Segment Start: Information

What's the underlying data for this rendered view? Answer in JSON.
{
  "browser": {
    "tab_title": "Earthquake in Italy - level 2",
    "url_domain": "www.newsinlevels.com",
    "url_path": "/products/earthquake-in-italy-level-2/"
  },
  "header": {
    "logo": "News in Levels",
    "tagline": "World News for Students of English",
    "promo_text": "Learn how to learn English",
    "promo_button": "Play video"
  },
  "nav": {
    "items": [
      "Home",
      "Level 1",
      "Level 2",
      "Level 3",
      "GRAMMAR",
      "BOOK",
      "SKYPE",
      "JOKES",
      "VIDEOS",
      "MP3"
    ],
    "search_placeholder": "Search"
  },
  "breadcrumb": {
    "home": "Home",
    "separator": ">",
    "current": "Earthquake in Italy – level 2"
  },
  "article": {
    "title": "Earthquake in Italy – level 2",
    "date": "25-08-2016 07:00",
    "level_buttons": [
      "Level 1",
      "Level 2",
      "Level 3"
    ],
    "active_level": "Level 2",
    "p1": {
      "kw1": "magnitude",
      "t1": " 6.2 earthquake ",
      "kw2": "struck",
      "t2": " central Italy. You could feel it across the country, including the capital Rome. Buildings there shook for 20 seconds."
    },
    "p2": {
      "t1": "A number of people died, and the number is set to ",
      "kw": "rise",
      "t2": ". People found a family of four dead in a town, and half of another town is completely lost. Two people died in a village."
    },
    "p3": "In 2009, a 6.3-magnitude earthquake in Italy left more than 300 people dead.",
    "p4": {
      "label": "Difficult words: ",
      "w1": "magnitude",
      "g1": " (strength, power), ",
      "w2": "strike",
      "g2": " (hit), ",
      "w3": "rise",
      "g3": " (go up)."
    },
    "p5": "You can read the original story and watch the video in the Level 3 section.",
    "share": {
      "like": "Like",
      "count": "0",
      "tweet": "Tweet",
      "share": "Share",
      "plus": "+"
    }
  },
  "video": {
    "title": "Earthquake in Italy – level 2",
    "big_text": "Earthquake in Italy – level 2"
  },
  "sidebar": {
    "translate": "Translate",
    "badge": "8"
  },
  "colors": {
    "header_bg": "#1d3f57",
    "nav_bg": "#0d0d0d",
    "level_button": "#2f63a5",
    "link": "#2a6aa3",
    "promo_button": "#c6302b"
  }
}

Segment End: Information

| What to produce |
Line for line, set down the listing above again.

| Your response |
What's the underlying data for this rendered view? Answer in JSON.
{
  "browser": {
    "tab_title": "Earthquake in Italy - level 2",
    "url_domain": "www.newsinlevels.com",
    "url_path": "/products/earthquake-in-italy-level-2/"
  },
  "header": {
    "logo": "News in Levels",
    "tagline": "World News for Students of English",
    "promo_text": "Learn how to learn English",
    "promo_button": "Play video"
  },
  "nav": {
    "items": [
      "Home",
      "Level 1",
      "Level 2",
      "Level 3",
      "GRAMMAR",
      "BOOK",
      "SKYPE",
      "JOKES",
      "VIDEOS",
      "MP3"
    ],
    "search_placeholder": "Search"
  },
  "breadcrumb": {
    "home": "Home",
    "separator": ">",
    "current": "Earthquake in Italy – level 2"
  },
  "article": {
    "title": "Earthquake in Italy – level 2",
    "date": "25-08-2016 07:00",
    "level_buttons": [
      "Level 1",
      "Level 2",
      "Level 3"
    ],
    "active_level": "Level 2",
    "p1": {
      "kw1": "magnitude",
      "t1": " 6.2 earthquake ",
      "kw2": "struck",
      "t2": " central Italy. You could feel it across the country, including the capital Rome. Buildings there shook for 20 seconds."
    },
    "p2": {
      "t1": "A number of people died, and the number is set to ",
      "kw": "rise",
      "t2": ". People found a family of four dead in a town, and half of another town is completely lost. Two people died in a village."
    },
    "p3": "In 2009, a 6.3-magnitude earthquake in Italy left more than 300 people dead.",
    "p4": {
      "label": "Difficult words: ",
      "w1": "magnitude",
      "g1": " (strength, power), ",
      "w2": "strike",
      "g2": " (hit), ",
      "w3": "rise",
      "g3": " (go up)."
    },
    "p5": "You can read the original story and watch the video in the Level 3 section.",
    "share": {
      "like": "Like",
      "count": "0",
      "tweet": "Tweet",
      "share": "Share",
      "plus": "+"
    }
  },
  "video": {
    "title": "Earthquake in Italy – level 2",
    "big_text": "Earthquake in Italy – level 2"
  },
  "sidebar": {
    "translate": "Translate",
    "badge": "8"
  },
  "colors": {
    "header_bg": "#1d3f57",
    "nav_bg": "#0d0d0d",
    "level_button": "#2f63a5",
    "link": "#2a6aa3",
    "promo_button": "#c6302b"
  }
}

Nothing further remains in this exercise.